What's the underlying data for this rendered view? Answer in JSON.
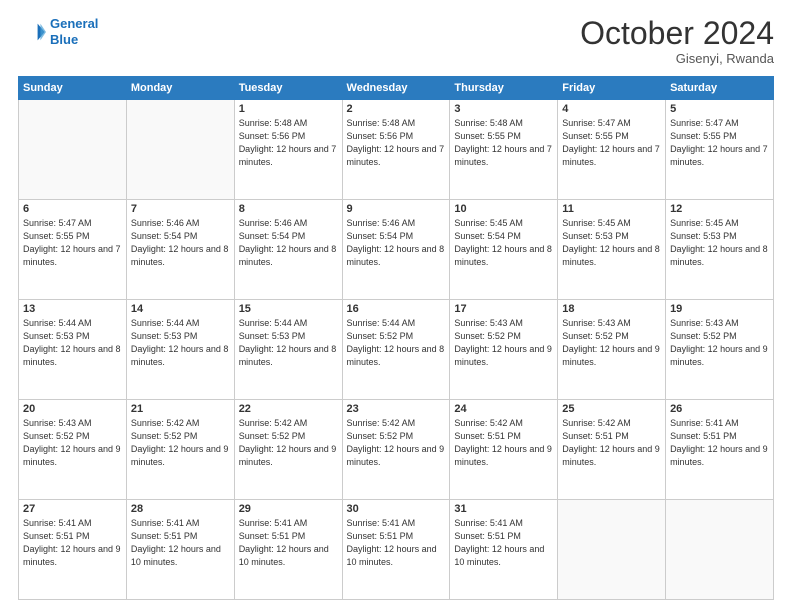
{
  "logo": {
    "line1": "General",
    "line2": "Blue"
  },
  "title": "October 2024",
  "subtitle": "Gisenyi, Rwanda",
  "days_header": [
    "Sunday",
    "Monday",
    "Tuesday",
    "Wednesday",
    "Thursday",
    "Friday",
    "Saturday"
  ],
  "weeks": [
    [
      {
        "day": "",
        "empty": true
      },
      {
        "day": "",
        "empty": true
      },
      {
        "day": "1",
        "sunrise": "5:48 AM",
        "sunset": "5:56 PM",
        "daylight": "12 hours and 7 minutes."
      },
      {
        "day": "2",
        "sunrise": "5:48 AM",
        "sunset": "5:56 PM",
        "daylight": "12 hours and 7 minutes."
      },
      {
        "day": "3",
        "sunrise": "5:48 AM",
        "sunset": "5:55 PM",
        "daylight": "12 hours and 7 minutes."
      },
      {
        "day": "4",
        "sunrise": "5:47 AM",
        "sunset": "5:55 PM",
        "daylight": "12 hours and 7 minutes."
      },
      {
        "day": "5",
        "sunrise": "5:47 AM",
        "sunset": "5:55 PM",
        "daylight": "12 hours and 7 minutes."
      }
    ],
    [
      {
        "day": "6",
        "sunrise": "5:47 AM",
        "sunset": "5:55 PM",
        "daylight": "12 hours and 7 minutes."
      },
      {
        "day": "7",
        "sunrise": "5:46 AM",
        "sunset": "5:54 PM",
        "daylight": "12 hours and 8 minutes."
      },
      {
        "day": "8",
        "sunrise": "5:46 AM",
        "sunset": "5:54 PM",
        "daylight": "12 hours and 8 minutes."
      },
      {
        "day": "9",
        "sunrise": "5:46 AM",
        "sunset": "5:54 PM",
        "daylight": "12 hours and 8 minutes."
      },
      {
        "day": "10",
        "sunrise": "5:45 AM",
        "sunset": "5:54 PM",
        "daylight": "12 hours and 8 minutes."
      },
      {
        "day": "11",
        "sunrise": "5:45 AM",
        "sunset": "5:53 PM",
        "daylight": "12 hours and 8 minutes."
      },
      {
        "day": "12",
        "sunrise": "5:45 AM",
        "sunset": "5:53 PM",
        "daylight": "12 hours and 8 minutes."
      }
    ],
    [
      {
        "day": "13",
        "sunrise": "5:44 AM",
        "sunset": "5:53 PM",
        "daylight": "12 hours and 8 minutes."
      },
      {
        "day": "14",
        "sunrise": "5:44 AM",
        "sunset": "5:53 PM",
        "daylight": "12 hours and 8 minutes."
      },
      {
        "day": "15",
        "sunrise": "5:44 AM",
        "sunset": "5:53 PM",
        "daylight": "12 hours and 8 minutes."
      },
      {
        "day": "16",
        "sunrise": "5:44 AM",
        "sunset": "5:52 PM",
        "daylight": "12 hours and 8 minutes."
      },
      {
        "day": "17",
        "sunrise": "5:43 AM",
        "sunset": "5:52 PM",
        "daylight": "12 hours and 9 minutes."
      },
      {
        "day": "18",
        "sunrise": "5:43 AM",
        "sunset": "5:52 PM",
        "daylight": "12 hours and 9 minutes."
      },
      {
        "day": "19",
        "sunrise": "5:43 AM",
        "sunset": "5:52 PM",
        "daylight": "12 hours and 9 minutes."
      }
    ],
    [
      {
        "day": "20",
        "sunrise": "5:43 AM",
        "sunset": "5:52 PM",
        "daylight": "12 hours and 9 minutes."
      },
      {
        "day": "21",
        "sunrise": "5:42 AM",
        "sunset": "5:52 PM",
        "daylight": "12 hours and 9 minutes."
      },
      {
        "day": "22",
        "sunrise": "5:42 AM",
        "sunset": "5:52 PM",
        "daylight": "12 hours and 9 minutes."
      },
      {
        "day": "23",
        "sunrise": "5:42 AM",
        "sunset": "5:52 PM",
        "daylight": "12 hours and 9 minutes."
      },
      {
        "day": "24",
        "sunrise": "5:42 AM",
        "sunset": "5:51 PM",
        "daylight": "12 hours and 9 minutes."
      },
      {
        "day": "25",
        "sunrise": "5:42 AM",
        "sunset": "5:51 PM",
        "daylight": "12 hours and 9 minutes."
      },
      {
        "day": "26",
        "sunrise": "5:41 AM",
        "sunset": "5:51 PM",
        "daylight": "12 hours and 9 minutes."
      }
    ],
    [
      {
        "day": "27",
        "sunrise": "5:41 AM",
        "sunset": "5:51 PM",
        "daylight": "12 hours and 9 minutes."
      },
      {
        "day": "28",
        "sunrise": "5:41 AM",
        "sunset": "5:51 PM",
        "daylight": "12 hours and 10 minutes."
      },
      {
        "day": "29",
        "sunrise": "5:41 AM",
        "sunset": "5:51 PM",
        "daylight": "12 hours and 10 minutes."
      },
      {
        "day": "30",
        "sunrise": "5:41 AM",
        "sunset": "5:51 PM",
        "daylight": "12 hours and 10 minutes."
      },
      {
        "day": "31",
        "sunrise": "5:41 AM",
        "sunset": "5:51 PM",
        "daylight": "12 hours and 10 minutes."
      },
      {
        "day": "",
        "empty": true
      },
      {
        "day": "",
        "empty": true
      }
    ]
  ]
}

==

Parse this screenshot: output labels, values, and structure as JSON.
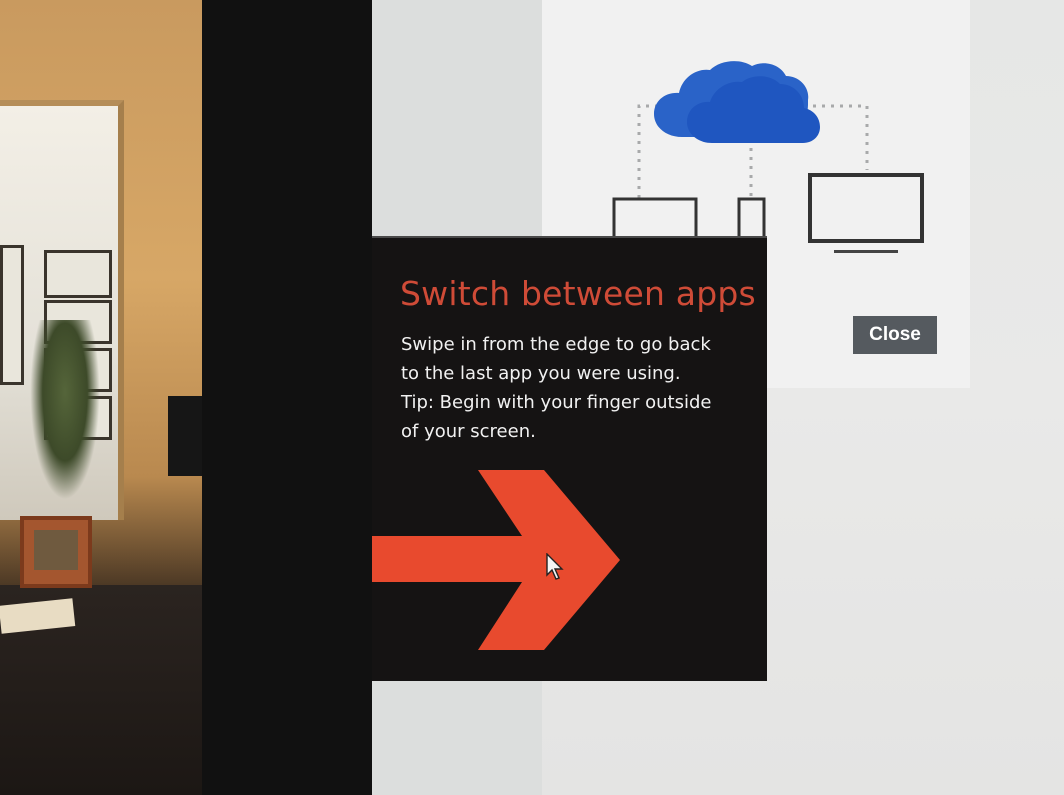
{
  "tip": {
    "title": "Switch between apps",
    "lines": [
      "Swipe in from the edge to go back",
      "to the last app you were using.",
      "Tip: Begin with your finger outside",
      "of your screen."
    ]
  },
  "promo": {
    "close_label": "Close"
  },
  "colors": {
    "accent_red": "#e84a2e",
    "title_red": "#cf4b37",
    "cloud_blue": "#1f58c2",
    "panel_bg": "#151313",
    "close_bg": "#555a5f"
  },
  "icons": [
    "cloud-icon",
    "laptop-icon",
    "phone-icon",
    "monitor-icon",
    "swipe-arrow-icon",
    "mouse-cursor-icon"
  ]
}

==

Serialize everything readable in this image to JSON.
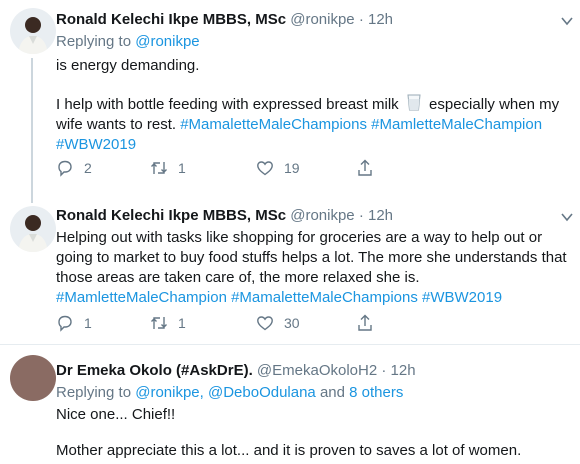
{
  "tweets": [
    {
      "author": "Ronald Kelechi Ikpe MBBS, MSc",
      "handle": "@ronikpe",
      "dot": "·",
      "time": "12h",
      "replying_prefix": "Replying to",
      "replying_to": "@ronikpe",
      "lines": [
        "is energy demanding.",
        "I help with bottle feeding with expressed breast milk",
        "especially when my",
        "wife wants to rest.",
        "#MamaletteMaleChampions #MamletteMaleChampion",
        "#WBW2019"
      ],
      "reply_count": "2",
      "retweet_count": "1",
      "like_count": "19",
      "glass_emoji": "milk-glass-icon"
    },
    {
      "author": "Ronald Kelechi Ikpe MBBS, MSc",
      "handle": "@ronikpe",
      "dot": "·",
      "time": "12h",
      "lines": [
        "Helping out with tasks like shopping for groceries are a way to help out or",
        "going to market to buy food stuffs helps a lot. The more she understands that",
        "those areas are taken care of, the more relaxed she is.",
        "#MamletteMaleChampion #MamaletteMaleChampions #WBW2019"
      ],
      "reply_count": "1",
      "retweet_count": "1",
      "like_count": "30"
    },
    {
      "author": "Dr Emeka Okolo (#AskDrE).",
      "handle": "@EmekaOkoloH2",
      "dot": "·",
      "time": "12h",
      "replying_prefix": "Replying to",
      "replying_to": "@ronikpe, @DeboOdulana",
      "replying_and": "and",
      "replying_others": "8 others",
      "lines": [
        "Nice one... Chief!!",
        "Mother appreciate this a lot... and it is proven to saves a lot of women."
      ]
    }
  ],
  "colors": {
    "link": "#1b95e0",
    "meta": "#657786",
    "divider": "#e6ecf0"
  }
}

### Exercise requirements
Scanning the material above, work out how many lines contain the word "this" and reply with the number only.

### Exercise solution
4